↓↓↓

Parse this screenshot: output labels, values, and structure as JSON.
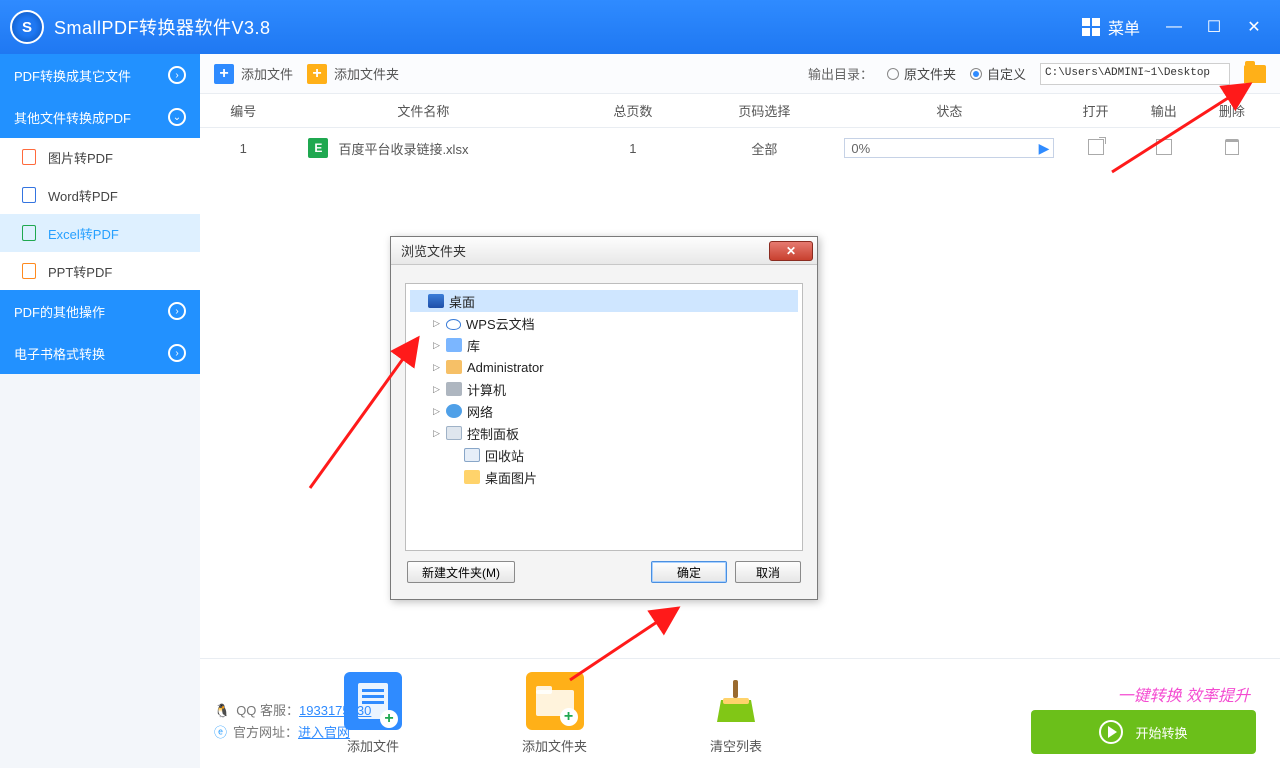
{
  "titlebar": {
    "title": "SmallPDF转换器软件V3.8",
    "menu": "菜单"
  },
  "sidebar": {
    "cats": [
      {
        "label": "PDF转换成其它文件"
      },
      {
        "label": "其他文件转换成PDF"
      },
      {
        "label": "PDF的其他操作"
      },
      {
        "label": "电子书格式转换"
      }
    ],
    "subs": [
      {
        "label": "图片转PDF"
      },
      {
        "label": "Word转PDF"
      },
      {
        "label": "Excel转PDF"
      },
      {
        "label": "PPT转PDF"
      }
    ]
  },
  "toolbar": {
    "addFile": "添加文件",
    "addFolder": "添加文件夹",
    "outLabel": "输出目录：",
    "radioSrc": "原文件夹",
    "radioCustom": "自定义",
    "path": "C:\\Users\\ADMINI~1\\Desktop"
  },
  "table": {
    "head": {
      "num": "编号",
      "name": "文件名称",
      "pages": "总页数",
      "sel": "页码选择",
      "status": "状态",
      "open": "打开",
      "out": "输出",
      "del": "删除"
    },
    "rows": [
      {
        "num": "1",
        "icon": "E",
        "name": "百度平台收录链接.xlsx",
        "pages": "1",
        "sel": "全部",
        "pct": "0%"
      }
    ]
  },
  "dialog": {
    "title": "浏览文件夹",
    "tree": [
      {
        "label": "桌面",
        "icon": "desktop",
        "sel": true,
        "depth": 0,
        "exp": ""
      },
      {
        "label": "WPS云文档",
        "icon": "cloud",
        "depth": 1,
        "exp": "▷"
      },
      {
        "label": "库",
        "icon": "lib",
        "depth": 1,
        "exp": "▷"
      },
      {
        "label": "Administrator",
        "icon": "user",
        "depth": 1,
        "exp": "▷"
      },
      {
        "label": "计算机",
        "icon": "pc",
        "depth": 1,
        "exp": "▷"
      },
      {
        "label": "网络",
        "icon": "net",
        "depth": 1,
        "exp": "▷"
      },
      {
        "label": "控制面板",
        "icon": "ctrl",
        "depth": 1,
        "exp": "▷"
      },
      {
        "label": "回收站",
        "icon": "bin",
        "depth": 2,
        "exp": ""
      },
      {
        "label": "桌面图片",
        "icon": "fld",
        "depth": 2,
        "exp": ""
      }
    ],
    "newFolder": "新建文件夹(M)",
    "ok": "确定",
    "cancel": "取消"
  },
  "bottom": {
    "qqLabel": "QQ 客服：",
    "qq": "1933175230",
    "siteLabel": "官方网址：",
    "site": "进入官网",
    "addFile": "添加文件",
    "addFolder": "添加文件夹",
    "clear": "清空列表",
    "oneclick": "一键转换  效率提升",
    "start": "开始转换"
  }
}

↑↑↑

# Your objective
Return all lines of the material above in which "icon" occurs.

# Exercise output
        "icon": "E",
        "icon": "desktop",
        "icon": "cloud",
        "icon": "lib",
        "icon": "user",
        "icon": "pc",
        "icon": "net",
        "icon": "ctrl",
        "icon": "bin",
        "icon": "fld",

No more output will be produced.